LISTED RECORDS
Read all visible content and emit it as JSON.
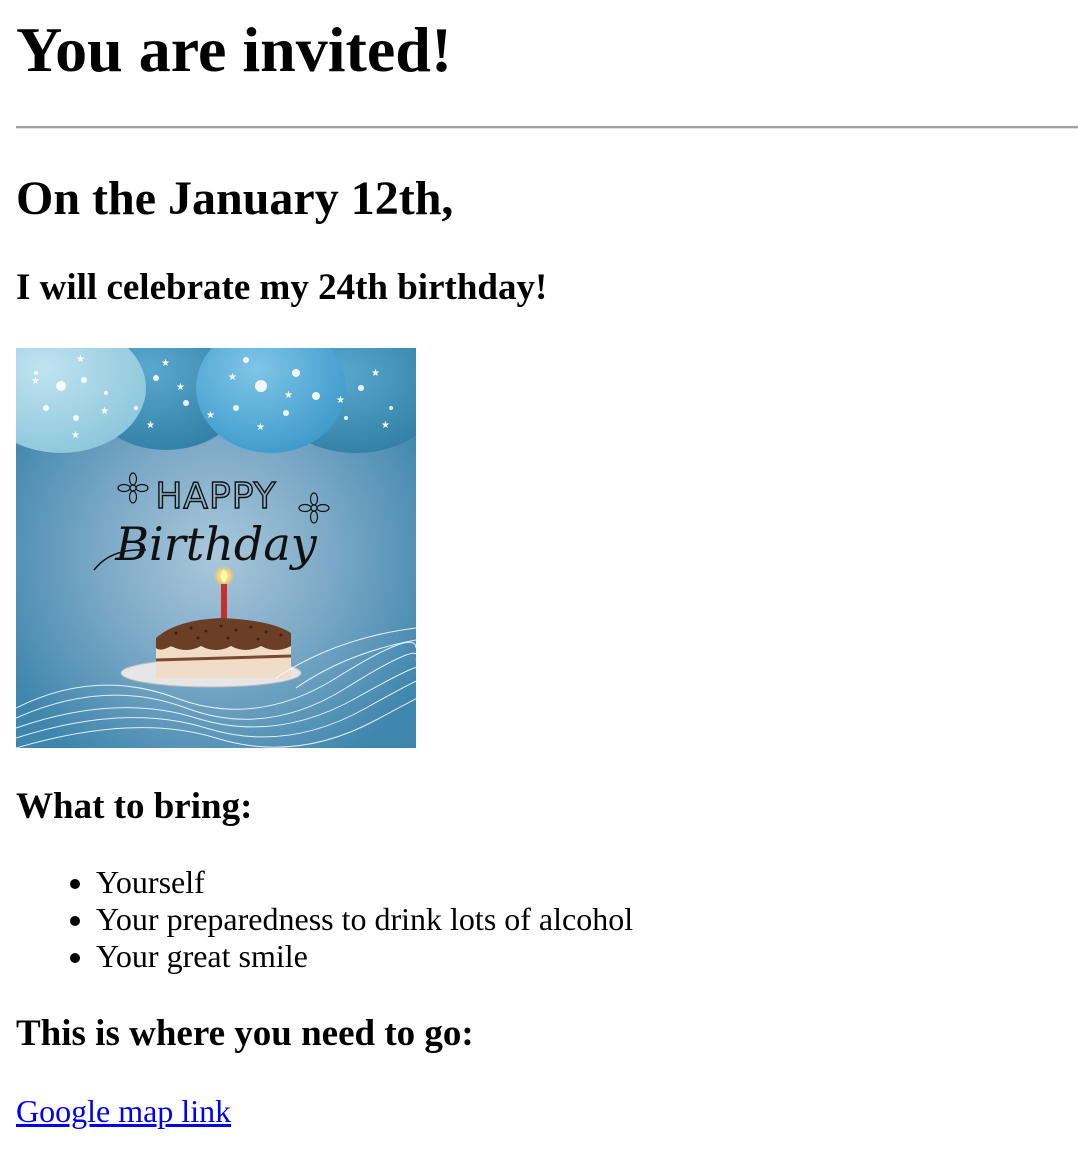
{
  "heading": "You are invited!",
  "date_line": "On the January 12th,",
  "celebrate_line": "I will celebrate my 24th birthday!",
  "card": {
    "happy_text": "HAPPY",
    "birthday_text": "Birthday",
    "colors": {
      "background": "#4a8db5",
      "balloon_light": "#9ccfe0",
      "balloon_mid": "#3f8fb8",
      "balloon_bright": "#4fa9d4",
      "candle": "#c8302a",
      "frosting": "#6b3f26",
      "cake": "#f1dcc7"
    }
  },
  "bring": {
    "heading": "What to bring:",
    "items": [
      "Yourself",
      "Your preparedness to drink lots of alcohol",
      "Your great smile"
    ]
  },
  "location": {
    "heading": "This is where you need to go:",
    "link_text": "Google map link"
  },
  "colors": {
    "link": "#0000ee",
    "divider": "#a0a0a0"
  }
}
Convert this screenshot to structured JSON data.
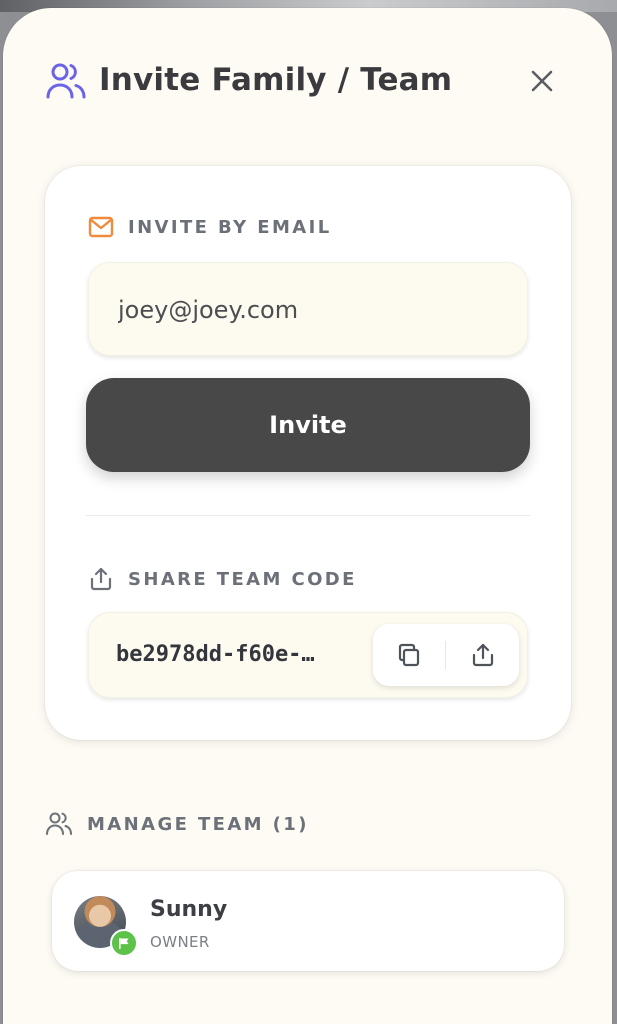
{
  "modal": {
    "title": "Invite Family / Team",
    "title_icon": "users-icon",
    "close_icon": "close-icon"
  },
  "invite_section": {
    "label": "INVITE BY EMAIL",
    "icon": "mail-icon",
    "email_value": "joey@joey.com",
    "button_label": "Invite"
  },
  "share_section": {
    "label": "SHARE TEAM CODE",
    "icon": "share-icon",
    "code_display": "be2978dd-f60e-…",
    "copy_icon": "copy-icon",
    "share_button_icon": "share-icon"
  },
  "manage_section": {
    "label": "MANAGE TEAM (1)",
    "icon": "users-icon",
    "members": [
      {
        "name": "Sunny",
        "role": "OWNER",
        "badge_icon": "flag-icon"
      }
    ]
  },
  "colors": {
    "accent_purple": "#6b63e8",
    "mail_orange": "#f08a3c",
    "button_dark": "#484848",
    "badge_green": "#5cc24a",
    "modal_bg": "#fdfbf3"
  }
}
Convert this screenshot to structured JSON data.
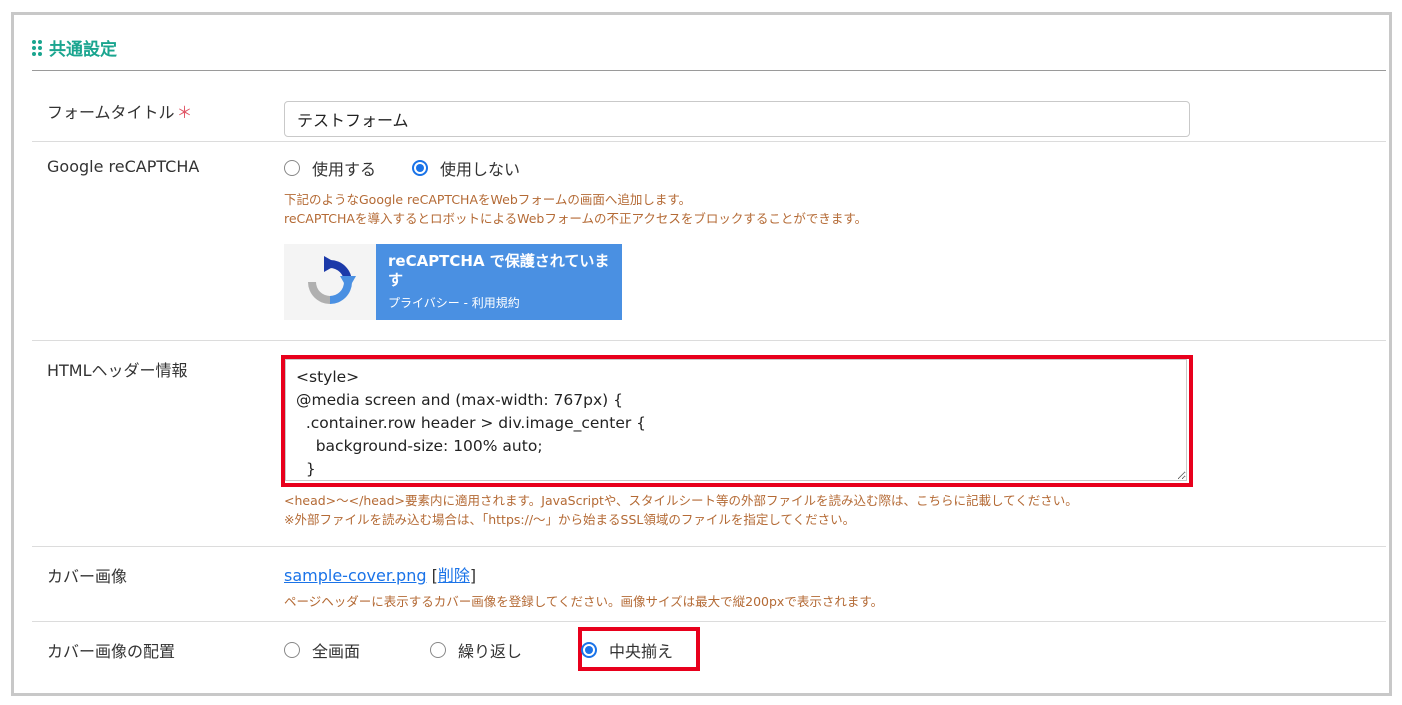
{
  "section": {
    "title": "共通設定"
  },
  "rows": {
    "form_title": {
      "label": "フォームタイトル",
      "required_mark": "＊",
      "value": "テストフォーム"
    },
    "recaptcha": {
      "label": "Google reCAPTCHA",
      "options": [
        "使用する",
        "使用しない"
      ],
      "selected": "使用しない",
      "help_line1": "下記のようなGoogle reCAPTCHAをWebフォームの画面へ追加します。",
      "help_line2": "reCAPTCHAを導入するとロボットによるWebフォームの不正アクセスをブロックすることができます。",
      "badge_title": "reCAPTCHA で保護されています",
      "badge_links": "プライバシー - 利用規約"
    },
    "html_header": {
      "label": "HTMLヘッダー情報",
      "code_lines": [
        "<style>",
        "@media screen and (max-width: 767px) {",
        "  .container.row header > div.image_center {",
        "    background-size: 100% auto;",
        "  }"
      ],
      "help_line1": "<head>〜</head>要素内に適用されます。JavaScriptや、スタイルシート等の外部ファイルを読み込む際は、こちらに記載してください。",
      "help_line2": "※外部ファイルを読み込む場合は、「https://〜」から始まるSSL領域のファイルを指定してください。"
    },
    "cover_image": {
      "label": "カバー画像",
      "file_name": "sample-cover.png",
      "delete_open": "[",
      "delete_label": "削除",
      "delete_close": "]",
      "help": "ページヘッダーに表示するカバー画像を登録してください。画像サイズは最大で縦200pxで表示されます。"
    },
    "cover_position": {
      "label": "カバー画像の配置",
      "options": [
        "全画面",
        "繰り返し",
        "中央揃え"
      ],
      "selected": "中央揃え"
    }
  },
  "colors": {
    "accent": "#1aa58f",
    "help_text": "#b46a35",
    "highlight": "#e8001c",
    "radio_checked": "#1a73e8",
    "recaptcha_panel": "#4a90e2"
  }
}
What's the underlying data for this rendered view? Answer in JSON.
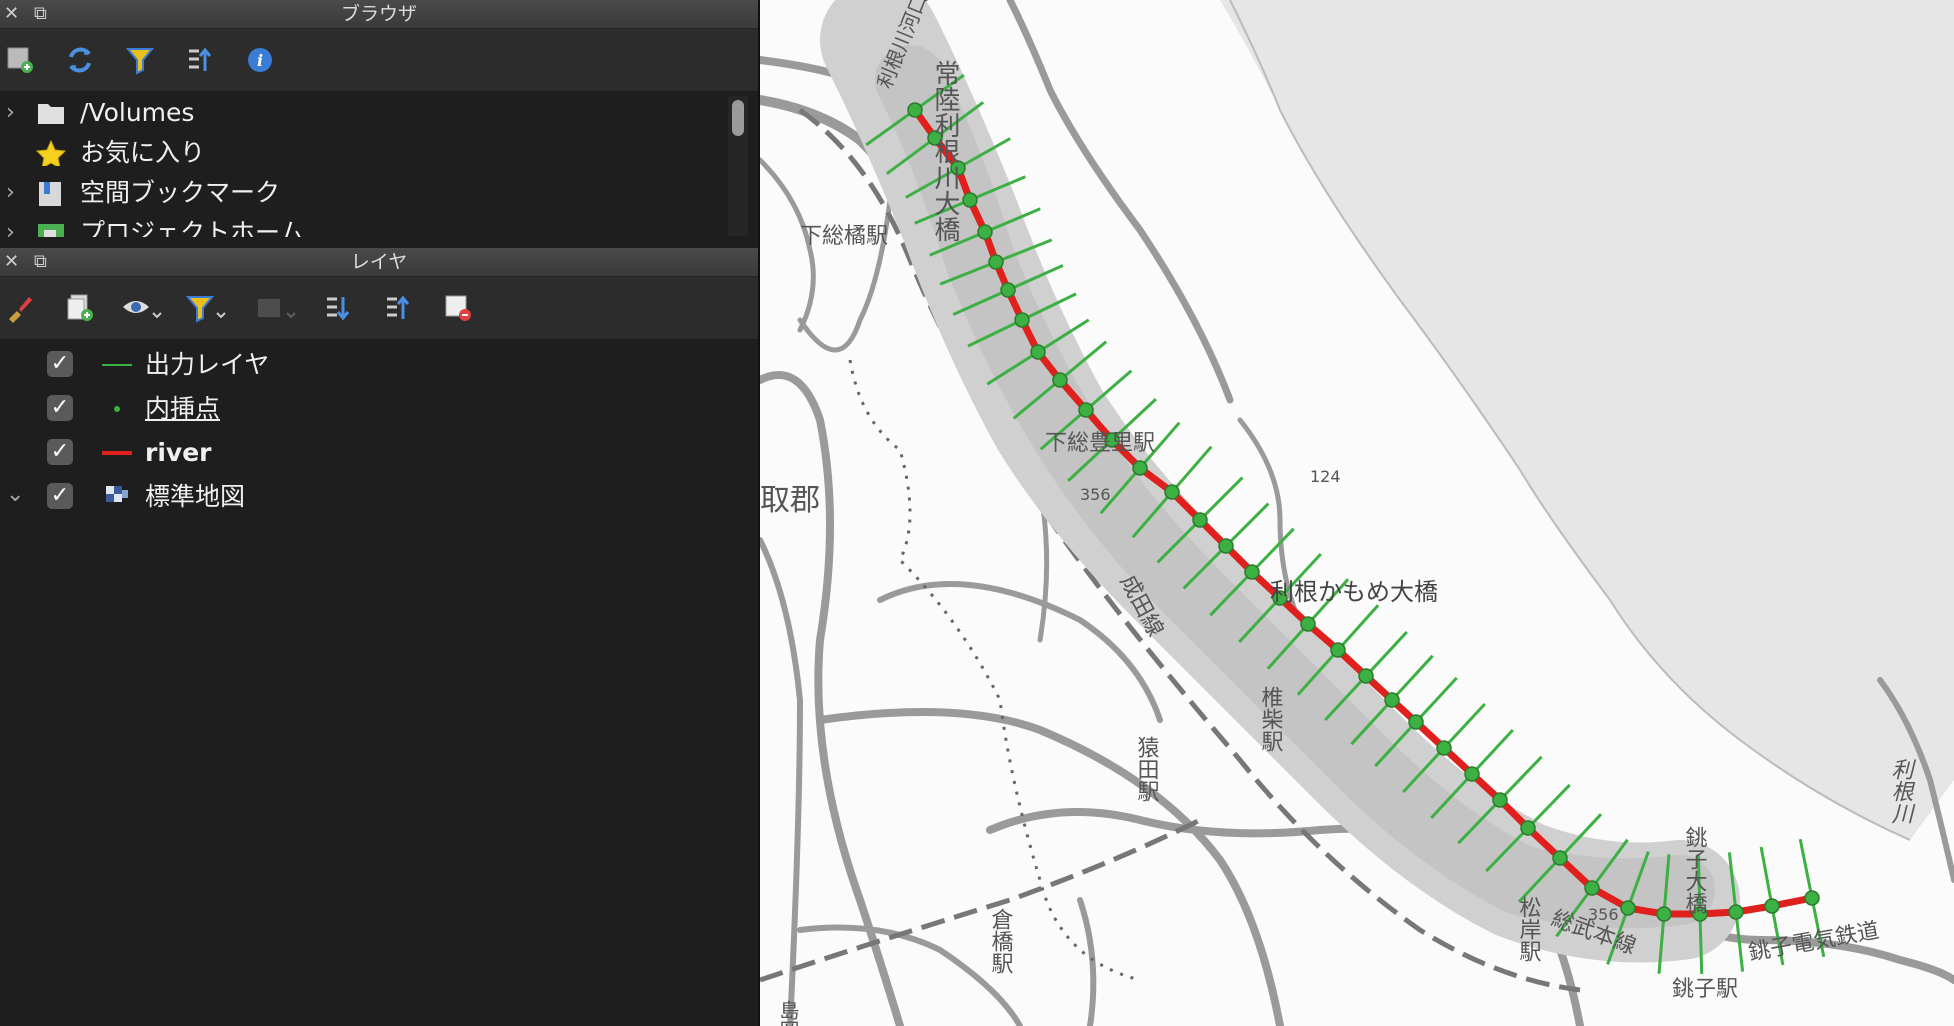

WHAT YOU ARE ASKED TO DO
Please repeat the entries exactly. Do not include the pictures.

REPLY
Read all visible content and emit it as JSON.
{
  "heading": "You are invited!",
  "date_line": "On the January 12th,",
  "celebrate_line": "I will celebrate my 24th birthday!",
  "card": {
    "happy_text": "HAPPY",
    "birthday_text": "Birthday",
    "colors": {
      "background": "#4a8db5",
      "balloon_light": "#9ccfe0",
      "balloon_mid": "#3f8fb8",
      "balloon_bright": "#4fa9d4",
      "candle": "#c8302a",
      "frosting": "#6b3f26",
      "cake": "#f1dcc7"
    }
  },
  "bring": {
    "heading": "What to bring:",
    "items": [
      "Yourself",
      "Your preparedness to drink lots of alcohol",
      "Your great smile"
    ]
  },
  "location": {
    "heading": "This is where you need to go:",
    "link_text": "Google map link"
  },
  "colors": {
    "link": "#0000ee",
    "divider": "#a0a0a0"
  }
}
Convert this screenshot to structured JSON data.
{
  "modal": {
    "title": "Invite Family / Team",
    "title_icon": "users-icon",
    "close_icon": "close-icon"
  },
  "invite_section": {
    "label": "INVITE BY EMAIL",
    "icon": "mail-icon",
    "email_value": "joey@joey.com",
    "button_label": "Invite"
  },
  "share_section": {
    "label": "SHARE TEAM CODE",
    "icon": "share-icon",
    "code_display": "be2978dd-f60e-…",
    "copy_icon": "copy-icon",
    "share_button_icon": "share-icon"
  },
  "manage_section": {
    "label": "MANAGE TEAM (1)",
    "icon": "users-icon",
    "members": [
      {
        "name": "Sunny",
        "role": "OWNER",
        "badge_icon": "flag-icon"
      }
    ]
  },
  "colors": {
    "accent_purple": "#6b63e8",
    "mail_orange": "#f08a3c",
    "button_dark": "#484848",
    "badge_green": "#5cc24a",
    "modal_bg": "#fdfbf3"
  }
}
Convert this screenshot to structured JSON data.
{
  "section": {
    "title": "共通設定"
  },
  "rows": {
    "form_title": {
      "label": "フォームタイトル",
      "required_mark": "＊",
      "value": "テストフォーム"
    },
    "recaptcha": {
      "label": "Google reCAPTCHA",
      "options": [
        "使用する",
        "使用しない"
      ],
      "selected": "使用しない",
      "help_line1": "下記のようなGoogle reCAPTCHAをWebフォームの画面へ追加します。",
      "help_line2": "reCAPTCHAを導入するとロボットによるWebフォームの不正アクセスをブロックすることができます。",
      "badge_title": "reCAPTCHA で保護されています",
      "badge_links": "プライバシー - 利用規約"
    },
    "html_header": {
      "label": "HTMLヘッダー情報",
      "code_lines": [
        "<style>",
        "@media screen and (max-width: 767px) {",
        "  .container.row header > div.image_center {",
        "    background-size: 100% auto;",
        "  }"
      ],
      "help_line1": "<head>〜</head>要素内に適用されます。JavaScriptや、スタイルシート等の外部ファイルを読み込む際は、こちらに記載してください。",
      "help_line2": "※外部ファイルを読み込む場合は、「https://〜」から始まるSSL領域のファイルを指定してください。"
    },
    "cover_image": {
      "label": "カバー画像",
      "file_name": "sample-cover.png",
      "delete_open": "[",
      "delete_label": "削除",
      "delete_close": "]",
      "help": "ページヘッダーに表示するカバー画像を登録してください。画像サイズは最大で縦200pxで表示されます。"
    },
    "cover_position": {
      "label": "カバー画像の配置",
      "options": [
        "全画面",
        "繰り返し",
        "中央揃え"
      ],
      "selected": "中央揃え"
    }
  },
  "colors": {
    "accent": "#1aa58f",
    "help_text": "#b46a35",
    "highlight": "#e8001c",
    "radio_checked": "#1a73e8",
    "recaptcha_panel": "#4a90e2"
  }
}
What's the underlying data for this rendered view? Answer in JSON.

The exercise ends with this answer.